"Many children learn through multi-sensory techniques," explains Riordan. "Kinesthetic awareness and movement are a major factor in this."  

"The body as a whole needs to be addressed during childhood development," says Desire Mingst, a Fishkill mom of two with an associate's degree in exercise science and a bachelor's degree in physical education. "We tend to have our schools focus on academics, yet studies have proven that both structured and unstructured physical activity aids in a healthy development."

"Greater rates of activity in children have proven to lead to higher test scores and increased cognitive development," explains Stasaitis. With four children currently enrolled in the Arlington school district, Stasaitis finds the two to three days of gym per week falls short of promoting positive learning behaviors. "I don't believe that is nearly enough, especially when the majority of the remainder of the school day is spent sitting behind a desk."

READ MORE: Tips for family fitness


Step away from the screen
Since kids spend so much of their time using some sort of technology, gym class can be a great avenue to spark interest in physical activities outside of school that could distract kids from their screens.

"Children today spend more time in front of TVs, tablets, and phones and less engaged in activities that support their overall health and fitness," says Stasaitis, referring to her experience with students as a coach. "A consistent fitness routine will improve a child's well-being in countless aspects of his life."

READ MORE: 17 screen-free activities

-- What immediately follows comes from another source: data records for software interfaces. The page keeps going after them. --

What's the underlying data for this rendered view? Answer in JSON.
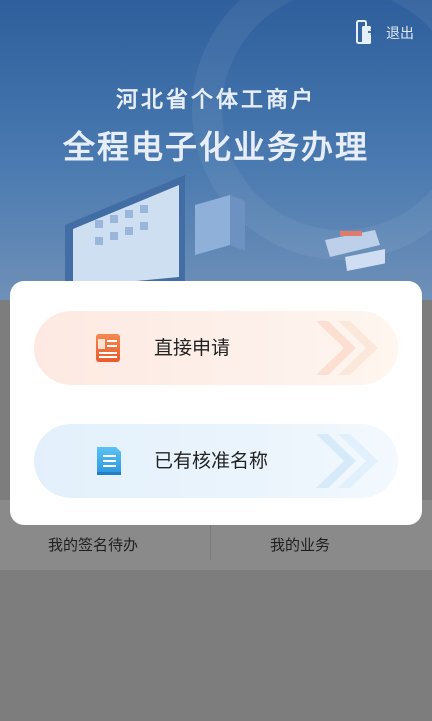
{
  "header": {
    "logout_label": "退出",
    "title_line1": "河北省个体工商户",
    "title_line2": "全程电子化业务办理"
  },
  "background_tabs": {
    "left_label": "我的签名待办",
    "right_label": "我的业务"
  },
  "modal": {
    "options": [
      {
        "label": "直接申请",
        "icon": "document-icon",
        "accent": "#f26b3a"
      },
      {
        "label": "已有核准名称",
        "icon": "document-lines-icon",
        "accent": "#3aa6e8"
      }
    ]
  }
}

Eliminate the competition
For parents of kids who are not sports lovers, there's no need to be alarmed. There are plenty of lessons to be learned from physical education that are not geared towards competition.

"For a child who does not enjoy physical activity, I would encourage finding something they like such as walking, swimming, bike riding, hula hoop, hopscotch, tag or rolling in the grass," suggests Riordan. "Physical movement and activity are imperative to a healthy life. It does not have to be at a competitive level."

"Not every child is going to participate in competitive sports, but children are not inherently sedentary," says Mingst, referring to her thirty years of coaching experience with children and teens. "Get out with the whole family to enjoy time together doing something active!"

Reach out to your community
If your child has more interest in physical activity outside of gym class...go with it! Contact local parks and recreation or visit your town's website to see what types of activities and sports are available in your area.

"Important life lessons that cannot be taught in a classroom can be nurtured and taught on the sports field or in a fitness class," insists Stasaitis. "Our ultimate goal is to help children and teens of all ages and backgrounds create a positive association with exercise and fitness."

Michelle Peterson is a freelance writer living in Poughkeepsie with her spouse and two sons.